We must now understand why it took Noach so long to build the ark. A widely accepted answer to this question is that Hashem wanted the ark building process to take as long as possible because he wanted the world to do Teshuvah during that time. Hashem did not want to wipe out his creations, so He was hoping that in the one-hundred years leading up to the flood, people would see the ark and do Teshuvah. It is clear from the continuation of the story, though, that they were destroyed since they did not repent. Noach’s job, therefore, was not only to build an ark, but to also convince the wicked people of his generation to do Teshuvah. However, the destruction of the world implies that Noach failed at his mission. The Midrash states that when people would come by and ask what Noach was doing, he would respond, “I am building an ark because God is going to destroy the world.” Noach never mentioned anything about changing your ways and doing Teshuvah; he never went out to the town and preached to everyone to repent so that they should be saved.
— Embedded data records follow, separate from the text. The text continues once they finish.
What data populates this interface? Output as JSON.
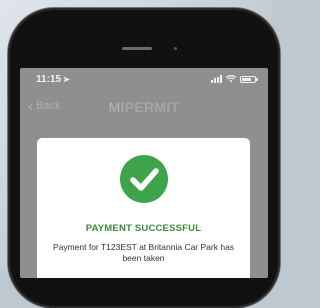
{
  "status_bar": {
    "time": "11:15"
  },
  "nav": {
    "back_label": "Back",
    "title_prefix": "MI",
    "title_main": "PERMIT"
  },
  "modal": {
    "title": "PAYMENT SUCCESSFUL",
    "message": "Payment for T123EST at Britannia Car Park has been taken"
  },
  "colors": {
    "success_green": "#3ea34a",
    "title_green": "#3a8a3f",
    "dim_overlay": "#8f8f8f"
  },
  "icons": [
    "location-arrow-icon",
    "signal-icon",
    "wifi-icon",
    "battery-icon",
    "back-chevron-icon",
    "checkmark-icon"
  ]
}
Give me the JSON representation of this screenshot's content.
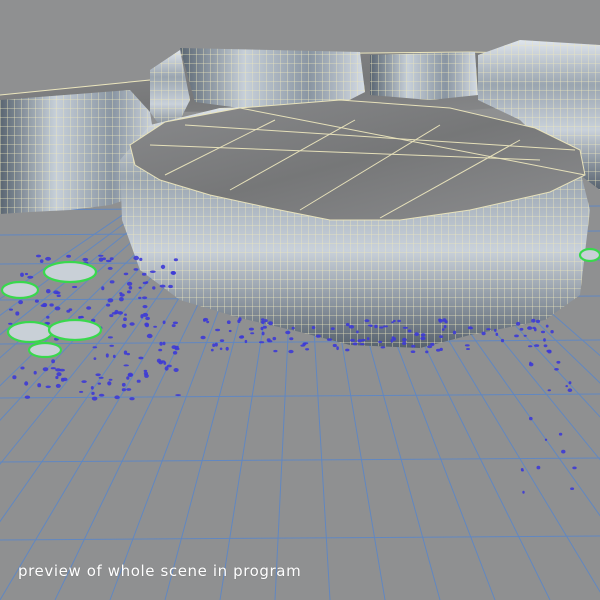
{
  "viewport": {
    "caption": "preview of whole scene in program"
  },
  "colors": {
    "background": "#8f9091",
    "ground_grid": "#5f87c4",
    "wireframe": "#e9e2b3",
    "rock_dark": "#4f5964",
    "rock_light": "#dbe2ea",
    "stone_top": "#7f8081",
    "debris_blue": "#3d3ad6",
    "debris_green": "#39d84d"
  },
  "icons": {
    "scene_geometry": "3d-rock-platform-wireframe"
  }
}
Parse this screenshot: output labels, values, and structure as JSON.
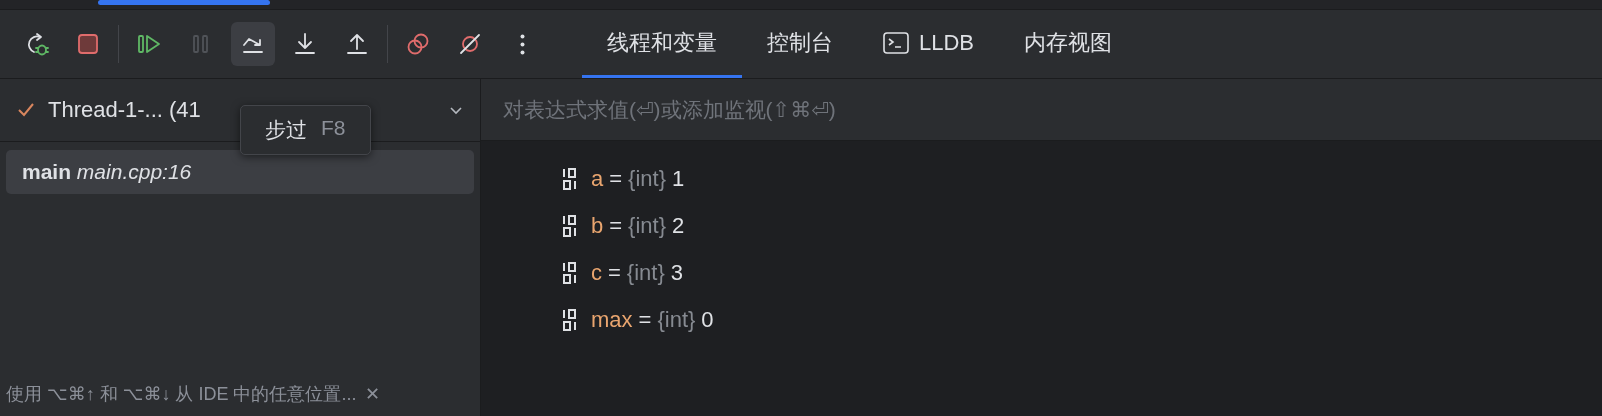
{
  "toolbar": {
    "groups": [
      [
        {
          "kind": "rerun",
          "hovered": false,
          "disabled": false
        },
        {
          "kind": "stop",
          "hovered": false,
          "disabled": false
        }
      ],
      [
        {
          "kind": "resume",
          "hovered": false,
          "disabled": false
        },
        {
          "kind": "pause",
          "hovered": false,
          "disabled": true
        },
        {
          "kind": "step-over",
          "hovered": true,
          "disabled": false
        },
        {
          "kind": "step-into",
          "hovered": false,
          "disabled": false
        },
        {
          "kind": "step-out",
          "hovered": false,
          "disabled": false
        }
      ],
      [
        {
          "kind": "breakpoints",
          "hovered": false,
          "disabled": false
        },
        {
          "kind": "mute",
          "hovered": false,
          "disabled": false
        },
        {
          "kind": "more",
          "hovered": false,
          "disabled": false
        }
      ]
    ]
  },
  "tabs": [
    {
      "label": "线程和变量",
      "kind": "text",
      "selected": true
    },
    {
      "label": "控制台",
      "kind": "text",
      "selected": false
    },
    {
      "label": "LLDB",
      "kind": "terminal",
      "selected": false
    },
    {
      "label": "内存视图",
      "kind": "text",
      "selected": false
    }
  ],
  "thread": {
    "label": "Thread-1-... (41",
    "checked": true
  },
  "tooltip": {
    "label": "步过",
    "shortcut": "F8"
  },
  "frames": [
    {
      "function": "main",
      "location": "main.cpp:16",
      "selected": true
    }
  ],
  "evaluate": {
    "placeholder": "对表达式求值(⏎)或添加监视(⇧⌘⏎)"
  },
  "variables": [
    {
      "name": "a",
      "operator": "=",
      "type": "{int}",
      "value": "1"
    },
    {
      "name": "b",
      "operator": "=",
      "type": "{int}",
      "value": "2"
    },
    {
      "name": "c",
      "operator": "=",
      "type": "{int}",
      "value": "3"
    },
    {
      "name": "max",
      "operator": "=",
      "type": "{int}",
      "value": "0"
    }
  ],
  "hint": {
    "text": "使用 ⌥⌘↑ 和 ⌥⌘↓ 从 IDE 中的任意位置...",
    "close": "✕"
  }
}
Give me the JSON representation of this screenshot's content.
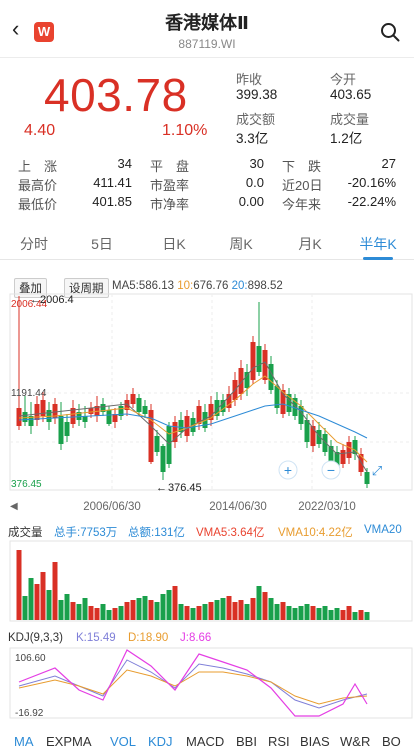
{
  "nav": {
    "title": "香港媒体Ⅱ",
    "code": "887119.WI",
    "logo": "W"
  },
  "quote": {
    "price": "403.78",
    "change": "4.40",
    "change_pct": "1.10%"
  },
  "fields": [
    {
      "label": "昨收",
      "value": "399.38"
    },
    {
      "label": "今开",
      "value": "403.65"
    },
    {
      "label": "成交额",
      "value": "3.3亿"
    },
    {
      "label": "成交量",
      "value": "1.2亿"
    }
  ],
  "stats": [
    {
      "l1": "上　涨",
      "v1": "34",
      "l2": "平　盘",
      "v2": "30",
      "l3": "下　跌",
      "v3": "27"
    },
    {
      "l1": "最高价",
      "v1": "411.41",
      "l2": "市盈率",
      "v2": "0.0",
      "l3": "近20日",
      "v3": "-20.16%"
    },
    {
      "l1": "最低价",
      "v1": "401.85",
      "l2": "市净率",
      "v2": "0.00",
      "l3": "今年来",
      "v3": "-22.24%"
    }
  ],
  "tabs": [
    "分时",
    "5日",
    "日K",
    "周K",
    "月K",
    "半年K"
  ],
  "active_tab": 5,
  "kline": {
    "btn_overlay": "叠加",
    "btn_period": "设周期",
    "ma_prefix": "MA",
    "ma5_label": "5:",
    "ma5_value": "586.13",
    "ma10_label": "10:",
    "ma10_value": "676.76",
    "ma20_label": "20:",
    "ma20_value": "898.52",
    "y_top": "2006.44",
    "y_mid": "1191.44",
    "y_bottom": "376.45",
    "max_note": "2006.4",
    "min_note": "376.45",
    "x_labels": [
      "2006/06/30",
      "2014/06/30",
      "2022/03/10"
    ]
  },
  "volume": {
    "title": "成交量",
    "total_hands": "总手:7753万",
    "total_amount": "总额:131亿",
    "vma5": "VMA5:3.64亿",
    "vma10": "VMA10:4.22亿",
    "vma20": "VMA20"
  },
  "kdj": {
    "title": "KDJ(9,3,3)",
    "k": "K:15.49",
    "d": "D:18.90",
    "j": "J:8.66",
    "y_top": "106.60",
    "y_bottom": "-16.92"
  },
  "indicators": [
    "MA",
    "EXPMA",
    "VOL",
    "KDJ",
    "MACD",
    "BBI",
    "RSI",
    "BIAS",
    "W&R",
    "BO"
  ],
  "colors": {
    "up": "#d93025",
    "down": "#19a04b",
    "accent": "#2d8bd6",
    "ma5": "#6b6b6b",
    "ma10": "#e89c2f",
    "ma20": "#2d8bd6",
    "k": "#7f7fd8",
    "d": "#e89c2f",
    "j": "#e43ee4"
  }
}
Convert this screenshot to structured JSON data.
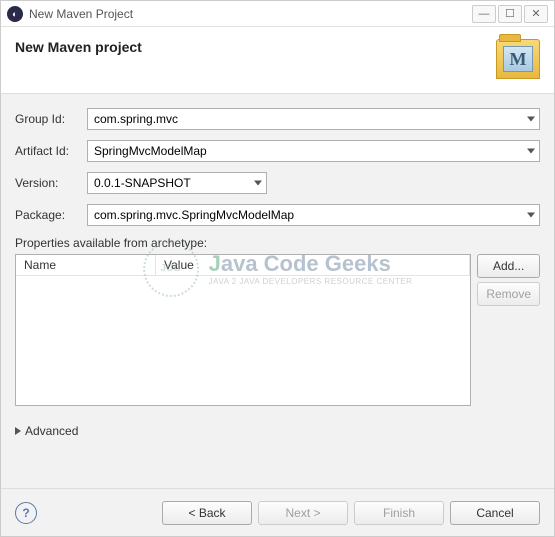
{
  "titlebar": {
    "title": "New Maven Project"
  },
  "header": {
    "heading": "New Maven project",
    "icon_letter": "M"
  },
  "form": {
    "group_id_label": "Group Id:",
    "group_id_value": "com.spring.mvc",
    "artifact_id_label": "Artifact Id:",
    "artifact_id_value": "SpringMvcModelMap",
    "version_label": "Version:",
    "version_value": "0.0.1-SNAPSHOT",
    "package_label": "Package:",
    "package_value": "com.spring.mvc.SpringMvcModelMap"
  },
  "properties": {
    "section_label": "Properties available from archetype:",
    "col_name": "Name",
    "col_value": "Value",
    "add_button": "Add...",
    "remove_button": "Remove"
  },
  "advanced": {
    "label": "Advanced"
  },
  "footer": {
    "help": "?",
    "back": "< Back",
    "next": "Next >",
    "finish": "Finish",
    "cancel": "Cancel"
  },
  "watermark": {
    "badge": "JCG",
    "main_j": "J",
    "main_rest": "ava Code Geeks",
    "sub": "JAVA 2 JAVA DEVELOPERS RESOURCE CENTER"
  }
}
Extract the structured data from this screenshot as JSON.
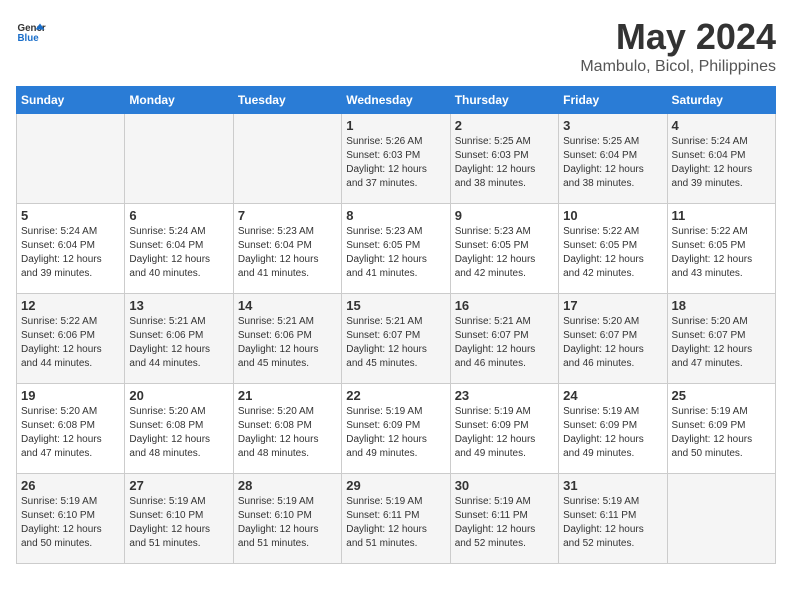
{
  "header": {
    "logo_line1": "General",
    "logo_line2": "Blue",
    "title": "May 2024",
    "subtitle": "Mambulo, Bicol, Philippines"
  },
  "weekdays": [
    "Sunday",
    "Monday",
    "Tuesday",
    "Wednesday",
    "Thursday",
    "Friday",
    "Saturday"
  ],
  "weeks": [
    [
      {
        "day": "",
        "info": ""
      },
      {
        "day": "",
        "info": ""
      },
      {
        "day": "",
        "info": ""
      },
      {
        "day": "1",
        "info": "Sunrise: 5:26 AM\nSunset: 6:03 PM\nDaylight: 12 hours\nand 37 minutes."
      },
      {
        "day": "2",
        "info": "Sunrise: 5:25 AM\nSunset: 6:03 PM\nDaylight: 12 hours\nand 38 minutes."
      },
      {
        "day": "3",
        "info": "Sunrise: 5:25 AM\nSunset: 6:04 PM\nDaylight: 12 hours\nand 38 minutes."
      },
      {
        "day": "4",
        "info": "Sunrise: 5:24 AM\nSunset: 6:04 PM\nDaylight: 12 hours\nand 39 minutes."
      }
    ],
    [
      {
        "day": "5",
        "info": "Sunrise: 5:24 AM\nSunset: 6:04 PM\nDaylight: 12 hours\nand 39 minutes."
      },
      {
        "day": "6",
        "info": "Sunrise: 5:24 AM\nSunset: 6:04 PM\nDaylight: 12 hours\nand 40 minutes."
      },
      {
        "day": "7",
        "info": "Sunrise: 5:23 AM\nSunset: 6:04 PM\nDaylight: 12 hours\nand 41 minutes."
      },
      {
        "day": "8",
        "info": "Sunrise: 5:23 AM\nSunset: 6:05 PM\nDaylight: 12 hours\nand 41 minutes."
      },
      {
        "day": "9",
        "info": "Sunrise: 5:23 AM\nSunset: 6:05 PM\nDaylight: 12 hours\nand 42 minutes."
      },
      {
        "day": "10",
        "info": "Sunrise: 5:22 AM\nSunset: 6:05 PM\nDaylight: 12 hours\nand 42 minutes."
      },
      {
        "day": "11",
        "info": "Sunrise: 5:22 AM\nSunset: 6:05 PM\nDaylight: 12 hours\nand 43 minutes."
      }
    ],
    [
      {
        "day": "12",
        "info": "Sunrise: 5:22 AM\nSunset: 6:06 PM\nDaylight: 12 hours\nand 44 minutes."
      },
      {
        "day": "13",
        "info": "Sunrise: 5:21 AM\nSunset: 6:06 PM\nDaylight: 12 hours\nand 44 minutes."
      },
      {
        "day": "14",
        "info": "Sunrise: 5:21 AM\nSunset: 6:06 PM\nDaylight: 12 hours\nand 45 minutes."
      },
      {
        "day": "15",
        "info": "Sunrise: 5:21 AM\nSunset: 6:07 PM\nDaylight: 12 hours\nand 45 minutes."
      },
      {
        "day": "16",
        "info": "Sunrise: 5:21 AM\nSunset: 6:07 PM\nDaylight: 12 hours\nand 46 minutes."
      },
      {
        "day": "17",
        "info": "Sunrise: 5:20 AM\nSunset: 6:07 PM\nDaylight: 12 hours\nand 46 minutes."
      },
      {
        "day": "18",
        "info": "Sunrise: 5:20 AM\nSunset: 6:07 PM\nDaylight: 12 hours\nand 47 minutes."
      }
    ],
    [
      {
        "day": "19",
        "info": "Sunrise: 5:20 AM\nSunset: 6:08 PM\nDaylight: 12 hours\nand 47 minutes."
      },
      {
        "day": "20",
        "info": "Sunrise: 5:20 AM\nSunset: 6:08 PM\nDaylight: 12 hours\nand 48 minutes."
      },
      {
        "day": "21",
        "info": "Sunrise: 5:20 AM\nSunset: 6:08 PM\nDaylight: 12 hours\nand 48 minutes."
      },
      {
        "day": "22",
        "info": "Sunrise: 5:19 AM\nSunset: 6:09 PM\nDaylight: 12 hours\nand 49 minutes."
      },
      {
        "day": "23",
        "info": "Sunrise: 5:19 AM\nSunset: 6:09 PM\nDaylight: 12 hours\nand 49 minutes."
      },
      {
        "day": "24",
        "info": "Sunrise: 5:19 AM\nSunset: 6:09 PM\nDaylight: 12 hours\nand 49 minutes."
      },
      {
        "day": "25",
        "info": "Sunrise: 5:19 AM\nSunset: 6:09 PM\nDaylight: 12 hours\nand 50 minutes."
      }
    ],
    [
      {
        "day": "26",
        "info": "Sunrise: 5:19 AM\nSunset: 6:10 PM\nDaylight: 12 hours\nand 50 minutes."
      },
      {
        "day": "27",
        "info": "Sunrise: 5:19 AM\nSunset: 6:10 PM\nDaylight: 12 hours\nand 51 minutes."
      },
      {
        "day": "28",
        "info": "Sunrise: 5:19 AM\nSunset: 6:10 PM\nDaylight: 12 hours\nand 51 minutes."
      },
      {
        "day": "29",
        "info": "Sunrise: 5:19 AM\nSunset: 6:11 PM\nDaylight: 12 hours\nand 51 minutes."
      },
      {
        "day": "30",
        "info": "Sunrise: 5:19 AM\nSunset: 6:11 PM\nDaylight: 12 hours\nand 52 minutes."
      },
      {
        "day": "31",
        "info": "Sunrise: 5:19 AM\nSunset: 6:11 PM\nDaylight: 12 hours\nand 52 minutes."
      },
      {
        "day": "",
        "info": ""
      }
    ]
  ]
}
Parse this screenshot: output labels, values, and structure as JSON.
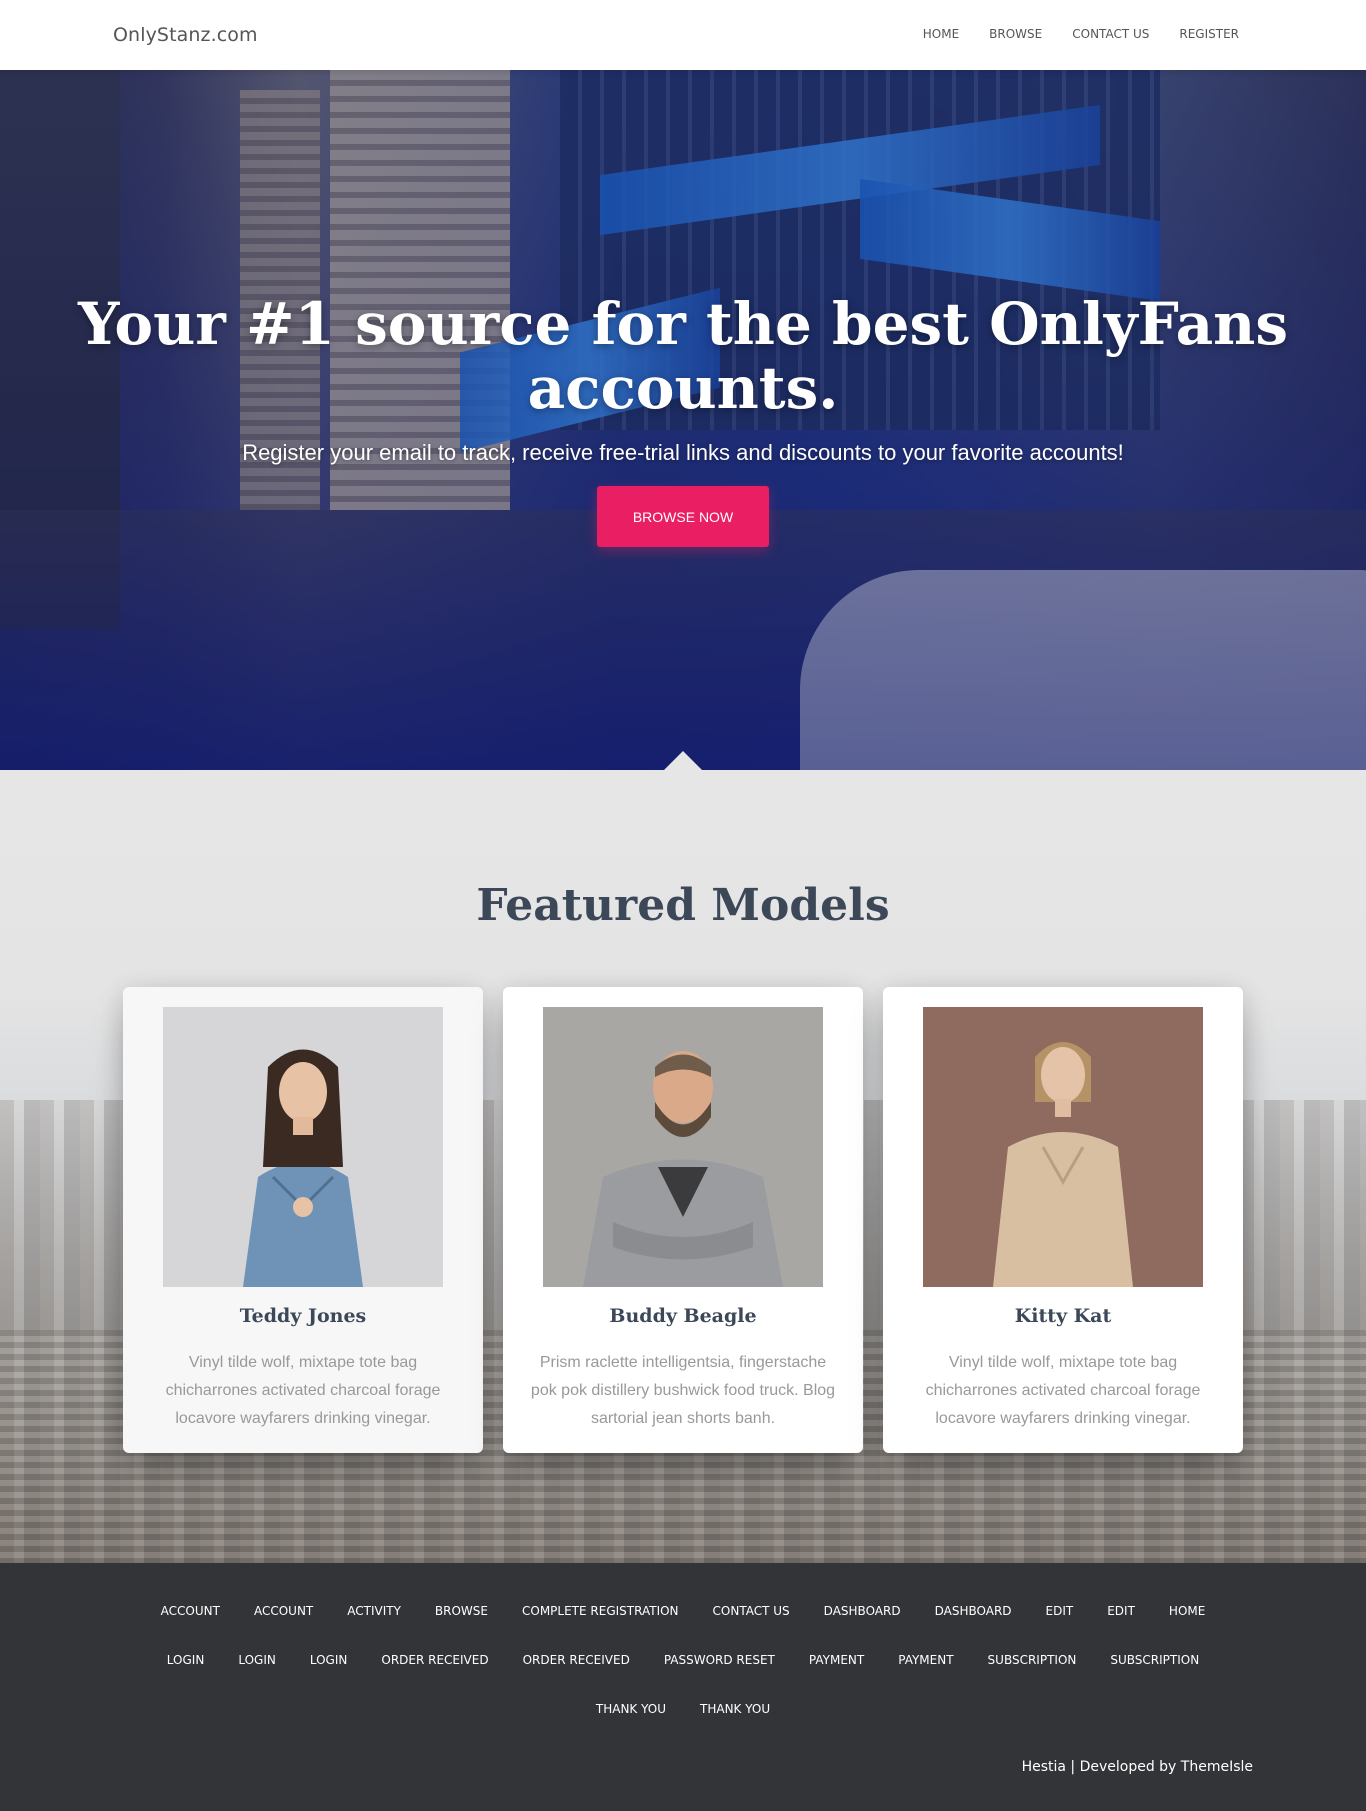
{
  "site": {
    "brand": "OnlyStanz.com"
  },
  "nav": [
    {
      "label": "HOME"
    },
    {
      "label": "BROWSE"
    },
    {
      "label": "CONTACT US"
    },
    {
      "label": "REGISTER"
    }
  ],
  "hero": {
    "title": "Your #1 source for the best OnlyFans accounts.",
    "subtitle": "Register your email to track, receive free-trial links and discounts to your favorite accounts!",
    "cta_label": "BROWSE NOW",
    "accent": "#e91e63"
  },
  "featured": {
    "title": "Featured Models",
    "cards": [
      {
        "name": "Teddy Jones",
        "desc": "Vinyl tilde wolf, mixtape tote bag chicharrones activated charcoal forage locavore wayfarers drinking vinegar."
      },
      {
        "name": "Buddy Beagle",
        "desc": "Prism raclette intelligentsia, fingerstache pok pok distillery bushwick food truck. Blog sartorial jean shorts banh."
      },
      {
        "name": "Kitty Kat",
        "desc": "Vinyl tilde wolf, mixtape tote bag chicharrones activated charcoal forage locavore wayfarers drinking vinegar."
      }
    ]
  },
  "footer": {
    "links": [
      "ACCOUNT",
      "ACCOUNT",
      "ACTIVITY",
      "BROWSE",
      "COMPLETE REGISTRATION",
      "CONTACT US",
      "DASHBOARD",
      "DASHBOARD",
      "EDIT",
      "EDIT",
      "HOME",
      "LOGIN",
      "LOGIN",
      "LOGIN",
      "ORDER RECEIVED",
      "ORDER RECEIVED",
      "PASSWORD RESET",
      "PAYMENT",
      "PAYMENT",
      "SUBSCRIPTION",
      "SUBSCRIPTION",
      "THANK YOU",
      "THANK YOU"
    ],
    "credit": "Hestia | Developed by ThemeIsle"
  }
}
In the following Parashah, the Torah states, “VaYikach Avram Et Sarai Ishto VeEt HaNefesh Asher Asu VeCharan,” “Avram took his wife Sarai…and all the souls they made in Charan” (BeReishit 12:5). Rashi (ad loc. s.v. Asher Asu VeCharan) explains that “Asher Asu” is referring to the souls that Avram and Sarai had converted to follow in the ways of Hashem. This sets up a sharp contrast between Noach and Avram: unlike Avram, Noach was unable to bring his generation to repentance and to follow in the ways of Hashem.
This contrast can teach us a very valuable lesson for our daily lives. Because Noach was not a strong enough character, he was unable to bring people to do Teshuvah. On the other hand, Avram was able to bring many people under his wing and turn them into followers of Hashem. Regarding Noach it says, “Et HaElokim Hithaleich Noach,” “Noach walked with God” (6:9), and regarding Avram it says, “Hithaleich Lephanai,” “Walk before Me” (17:1). Rashi (6:9 s.v. Et HaElokim Hithaleich Noach) says the reason for this difference is because Noach was not strong willed and he needed Hashem’s constant direct guidance, while Avram was able to walk before Hashem.
Avram was a strong leader and Noach was a weaker character who was more of a follower. In life there are many leaders who implement peer pressure for bad things. We must not be like Noach who was more of a follower; rather we must have the strength to be like Avram and become a leader.